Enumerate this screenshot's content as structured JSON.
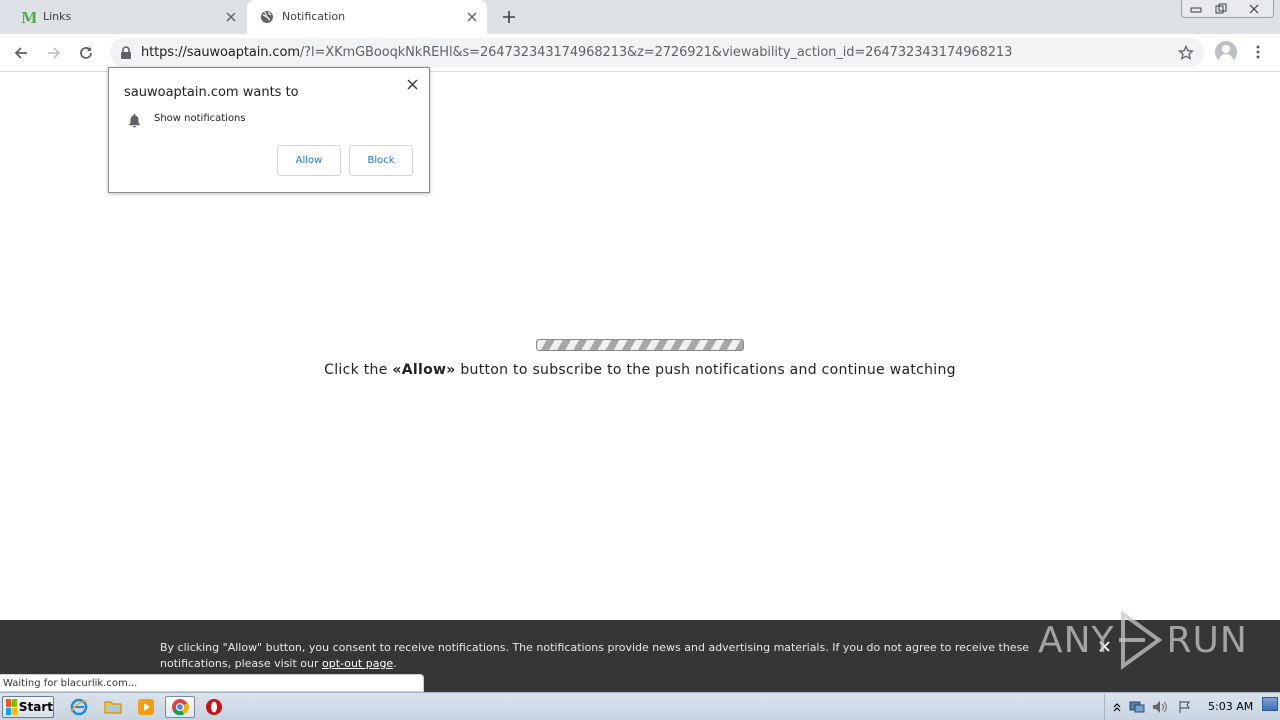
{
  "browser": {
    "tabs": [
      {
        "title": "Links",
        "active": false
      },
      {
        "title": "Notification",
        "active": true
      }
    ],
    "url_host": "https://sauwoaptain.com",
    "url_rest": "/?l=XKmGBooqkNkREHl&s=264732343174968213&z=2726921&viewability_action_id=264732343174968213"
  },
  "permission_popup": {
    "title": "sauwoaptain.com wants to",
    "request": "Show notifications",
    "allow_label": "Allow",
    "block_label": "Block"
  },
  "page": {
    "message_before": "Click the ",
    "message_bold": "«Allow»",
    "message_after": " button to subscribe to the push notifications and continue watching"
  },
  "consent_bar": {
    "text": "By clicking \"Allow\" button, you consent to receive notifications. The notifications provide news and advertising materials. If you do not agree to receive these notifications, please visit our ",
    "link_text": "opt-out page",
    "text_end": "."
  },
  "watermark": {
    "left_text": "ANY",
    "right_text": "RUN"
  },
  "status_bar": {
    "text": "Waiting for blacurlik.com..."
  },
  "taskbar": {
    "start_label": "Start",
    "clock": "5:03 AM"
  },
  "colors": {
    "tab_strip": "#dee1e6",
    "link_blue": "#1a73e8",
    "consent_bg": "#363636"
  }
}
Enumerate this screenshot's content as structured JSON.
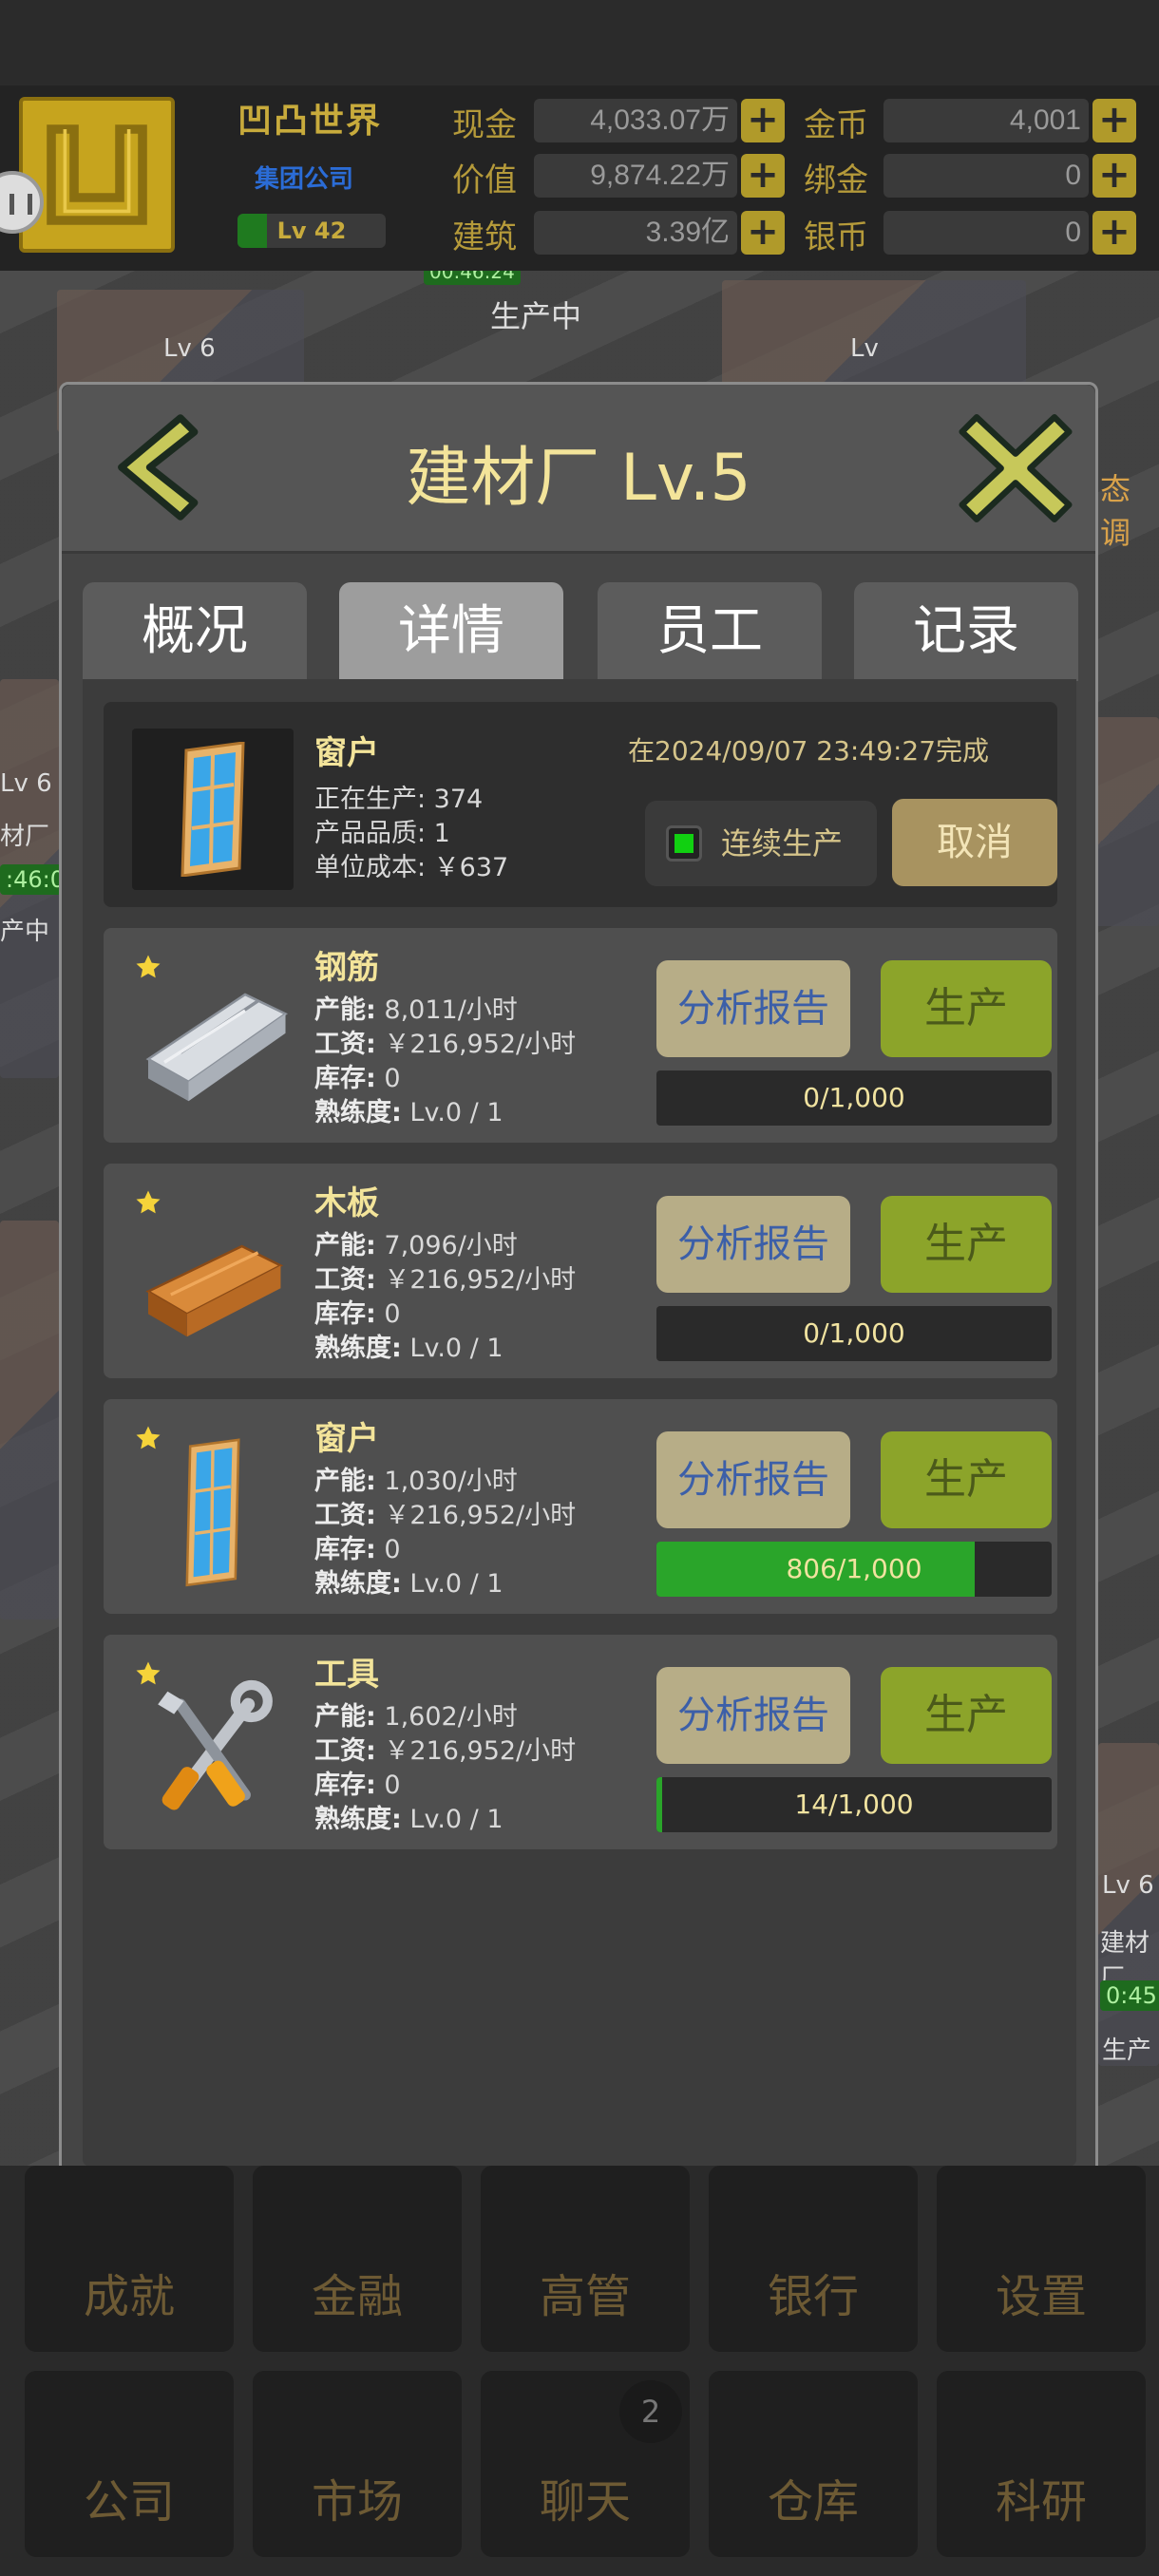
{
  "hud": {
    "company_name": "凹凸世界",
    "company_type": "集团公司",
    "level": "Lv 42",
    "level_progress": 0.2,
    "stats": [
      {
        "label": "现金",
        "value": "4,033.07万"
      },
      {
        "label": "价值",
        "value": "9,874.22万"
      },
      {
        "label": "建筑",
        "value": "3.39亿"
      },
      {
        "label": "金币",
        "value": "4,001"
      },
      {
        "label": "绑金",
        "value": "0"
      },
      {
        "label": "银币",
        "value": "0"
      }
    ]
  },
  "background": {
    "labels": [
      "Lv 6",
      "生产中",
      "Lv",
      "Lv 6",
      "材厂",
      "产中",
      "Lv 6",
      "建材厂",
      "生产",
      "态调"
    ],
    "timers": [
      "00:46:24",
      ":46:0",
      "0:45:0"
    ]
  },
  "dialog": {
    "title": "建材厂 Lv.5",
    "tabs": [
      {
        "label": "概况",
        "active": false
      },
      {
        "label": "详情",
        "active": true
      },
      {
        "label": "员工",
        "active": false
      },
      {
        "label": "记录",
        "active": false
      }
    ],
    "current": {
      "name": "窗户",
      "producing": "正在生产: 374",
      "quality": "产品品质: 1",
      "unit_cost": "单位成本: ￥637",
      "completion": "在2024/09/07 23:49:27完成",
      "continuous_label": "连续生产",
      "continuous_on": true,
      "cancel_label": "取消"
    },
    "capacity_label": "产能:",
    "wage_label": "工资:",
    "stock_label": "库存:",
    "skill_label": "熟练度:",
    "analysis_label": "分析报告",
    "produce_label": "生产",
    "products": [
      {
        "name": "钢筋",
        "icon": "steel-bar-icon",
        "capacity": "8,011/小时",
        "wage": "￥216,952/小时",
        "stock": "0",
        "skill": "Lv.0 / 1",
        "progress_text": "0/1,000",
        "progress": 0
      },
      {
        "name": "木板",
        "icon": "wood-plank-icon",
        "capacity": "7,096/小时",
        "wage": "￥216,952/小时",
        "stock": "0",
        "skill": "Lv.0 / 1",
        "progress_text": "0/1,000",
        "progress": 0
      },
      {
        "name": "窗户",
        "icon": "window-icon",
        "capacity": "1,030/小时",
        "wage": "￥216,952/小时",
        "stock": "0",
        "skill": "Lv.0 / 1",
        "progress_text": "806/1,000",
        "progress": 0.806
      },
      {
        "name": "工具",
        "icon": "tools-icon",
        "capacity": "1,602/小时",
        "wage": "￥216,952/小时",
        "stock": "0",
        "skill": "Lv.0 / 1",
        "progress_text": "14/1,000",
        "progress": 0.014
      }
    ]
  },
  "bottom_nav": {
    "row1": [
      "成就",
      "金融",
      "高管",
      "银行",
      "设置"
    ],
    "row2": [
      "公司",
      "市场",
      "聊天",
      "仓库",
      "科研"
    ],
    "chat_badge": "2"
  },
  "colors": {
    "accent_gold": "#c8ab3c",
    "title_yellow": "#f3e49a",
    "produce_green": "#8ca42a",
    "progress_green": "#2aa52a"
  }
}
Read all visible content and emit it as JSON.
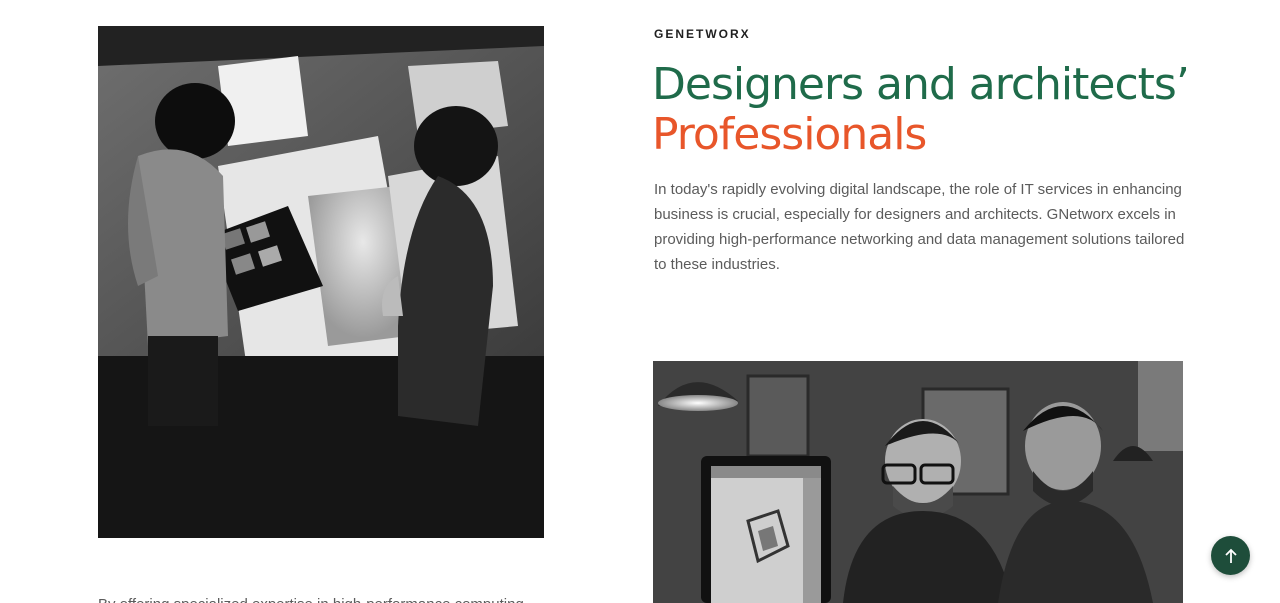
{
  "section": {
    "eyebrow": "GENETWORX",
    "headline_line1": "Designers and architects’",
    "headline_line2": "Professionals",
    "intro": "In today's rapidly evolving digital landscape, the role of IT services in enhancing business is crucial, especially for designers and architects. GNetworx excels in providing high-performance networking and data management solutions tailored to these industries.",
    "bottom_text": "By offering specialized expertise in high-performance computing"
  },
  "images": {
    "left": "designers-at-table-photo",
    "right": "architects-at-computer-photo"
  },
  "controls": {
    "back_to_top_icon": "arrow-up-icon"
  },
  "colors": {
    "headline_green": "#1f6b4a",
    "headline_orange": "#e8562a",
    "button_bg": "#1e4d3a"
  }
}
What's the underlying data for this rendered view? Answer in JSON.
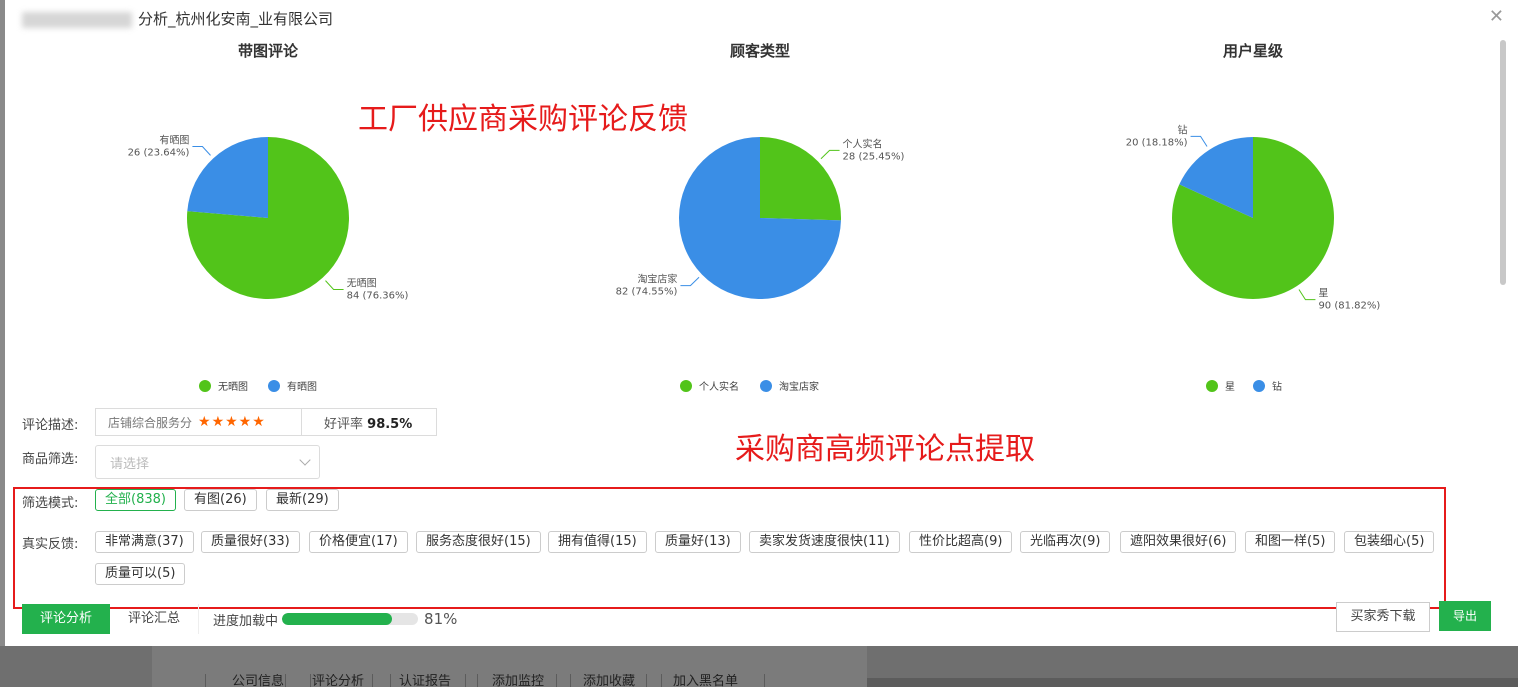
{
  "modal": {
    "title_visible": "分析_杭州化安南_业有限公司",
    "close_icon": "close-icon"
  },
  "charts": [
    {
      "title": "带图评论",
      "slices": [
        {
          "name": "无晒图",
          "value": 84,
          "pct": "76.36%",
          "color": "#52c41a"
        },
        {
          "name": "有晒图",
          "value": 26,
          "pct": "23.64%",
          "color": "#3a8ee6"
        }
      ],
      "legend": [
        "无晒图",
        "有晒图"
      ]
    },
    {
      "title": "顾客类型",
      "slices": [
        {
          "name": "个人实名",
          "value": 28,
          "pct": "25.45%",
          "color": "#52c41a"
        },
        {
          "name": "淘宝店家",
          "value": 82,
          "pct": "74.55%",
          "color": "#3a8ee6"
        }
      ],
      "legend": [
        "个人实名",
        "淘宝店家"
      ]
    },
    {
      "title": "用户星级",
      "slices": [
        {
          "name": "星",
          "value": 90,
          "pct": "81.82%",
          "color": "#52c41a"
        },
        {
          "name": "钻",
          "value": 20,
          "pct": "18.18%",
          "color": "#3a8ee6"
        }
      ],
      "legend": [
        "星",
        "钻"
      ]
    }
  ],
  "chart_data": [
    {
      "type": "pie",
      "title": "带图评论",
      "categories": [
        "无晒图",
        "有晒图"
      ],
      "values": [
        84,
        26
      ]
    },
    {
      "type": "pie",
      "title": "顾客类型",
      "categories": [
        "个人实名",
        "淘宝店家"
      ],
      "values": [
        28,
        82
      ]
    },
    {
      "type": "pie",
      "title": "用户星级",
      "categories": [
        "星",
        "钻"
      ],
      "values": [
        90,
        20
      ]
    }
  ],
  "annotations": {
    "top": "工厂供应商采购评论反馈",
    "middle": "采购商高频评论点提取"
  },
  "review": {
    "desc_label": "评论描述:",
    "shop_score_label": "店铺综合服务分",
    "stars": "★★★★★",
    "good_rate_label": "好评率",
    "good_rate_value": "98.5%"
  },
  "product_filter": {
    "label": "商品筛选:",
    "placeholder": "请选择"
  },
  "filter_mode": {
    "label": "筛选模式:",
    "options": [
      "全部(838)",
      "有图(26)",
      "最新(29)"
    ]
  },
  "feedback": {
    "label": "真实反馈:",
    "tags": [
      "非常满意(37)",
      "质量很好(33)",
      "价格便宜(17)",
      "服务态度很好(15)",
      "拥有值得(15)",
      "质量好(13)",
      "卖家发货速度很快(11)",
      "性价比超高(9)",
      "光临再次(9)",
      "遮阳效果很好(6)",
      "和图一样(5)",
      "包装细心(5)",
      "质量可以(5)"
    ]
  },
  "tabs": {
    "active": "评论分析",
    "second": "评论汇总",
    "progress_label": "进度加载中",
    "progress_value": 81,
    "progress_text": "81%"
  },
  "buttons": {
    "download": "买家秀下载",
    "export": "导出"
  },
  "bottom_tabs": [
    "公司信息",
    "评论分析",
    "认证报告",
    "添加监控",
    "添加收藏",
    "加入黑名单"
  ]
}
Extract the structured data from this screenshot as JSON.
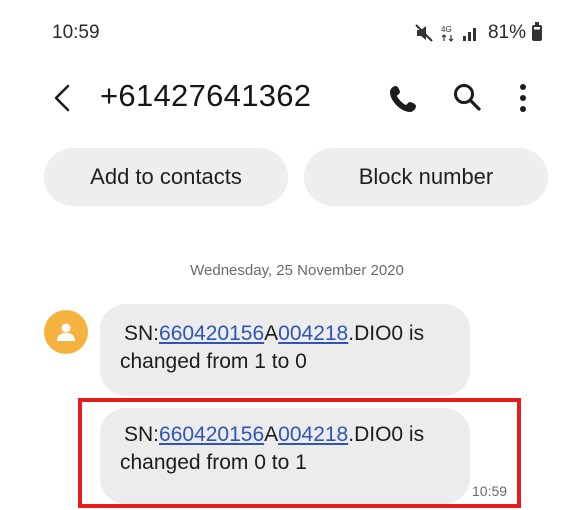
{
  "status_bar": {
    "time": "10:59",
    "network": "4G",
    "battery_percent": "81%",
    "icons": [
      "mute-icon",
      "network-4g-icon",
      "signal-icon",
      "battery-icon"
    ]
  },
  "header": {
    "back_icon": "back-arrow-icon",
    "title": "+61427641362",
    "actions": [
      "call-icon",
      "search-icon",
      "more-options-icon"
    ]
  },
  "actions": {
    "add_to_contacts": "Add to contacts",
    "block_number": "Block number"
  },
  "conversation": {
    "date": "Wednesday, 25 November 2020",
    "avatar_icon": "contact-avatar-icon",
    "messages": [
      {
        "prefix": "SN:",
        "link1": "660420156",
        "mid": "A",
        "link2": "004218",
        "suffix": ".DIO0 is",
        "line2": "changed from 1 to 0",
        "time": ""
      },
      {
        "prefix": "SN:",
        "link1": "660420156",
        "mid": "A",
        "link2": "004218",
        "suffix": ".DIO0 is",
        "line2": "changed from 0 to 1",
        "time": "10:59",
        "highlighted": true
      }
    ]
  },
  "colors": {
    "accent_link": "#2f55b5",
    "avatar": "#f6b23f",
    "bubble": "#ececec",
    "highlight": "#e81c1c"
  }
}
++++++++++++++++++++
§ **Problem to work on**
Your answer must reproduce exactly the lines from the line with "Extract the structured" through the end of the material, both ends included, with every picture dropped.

§ **Solution to the problem**
Extract the structured data from this screenshot as JSON.
{
  "status_bar": {
    "time": "10:59",
    "network": "4G",
    "battery_percent": "81%",
    "icons": [
      "mute-icon",
      "network-4g-icon",
      "signal-icon",
      "battery-icon"
    ]
  },
  "header": {
    "back_icon": "back-arrow-icon",
    "title": "+61427641362",
    "actions": [
      "call-icon",
      "search-icon",
      "more-options-icon"
    ]
  },
  "actions": {
    "add_to_contacts": "Add to contacts",
    "block_number": "Block number"
  },
  "conversation": {
    "date": "Wednesday, 25 November 2020",
    "avatar_icon": "contact-avatar-icon",
    "messages": [
      {
        "prefix": "SN:",
        "link1": "660420156",
        "mid": "A",
        "link2": "004218",
        "suffix": ".DIO0 is",
        "line2": "changed from 1 to 0",
        "time": ""
      },
      {
        "prefix": "SN:",
        "link1": "660420156",
        "mid": "A",
        "link2": "004218",
        "suffix": ".DIO0 is",
        "line2": "changed from 0 to 1",
        "time": "10:59",
        "highlighted": true
      }
    ]
  },
  "colors": {
    "accent_link": "#2f55b5",
    "avatar": "#f6b23f",
    "bubble": "#ececec",
    "highlight": "#e81c1c"
  }
}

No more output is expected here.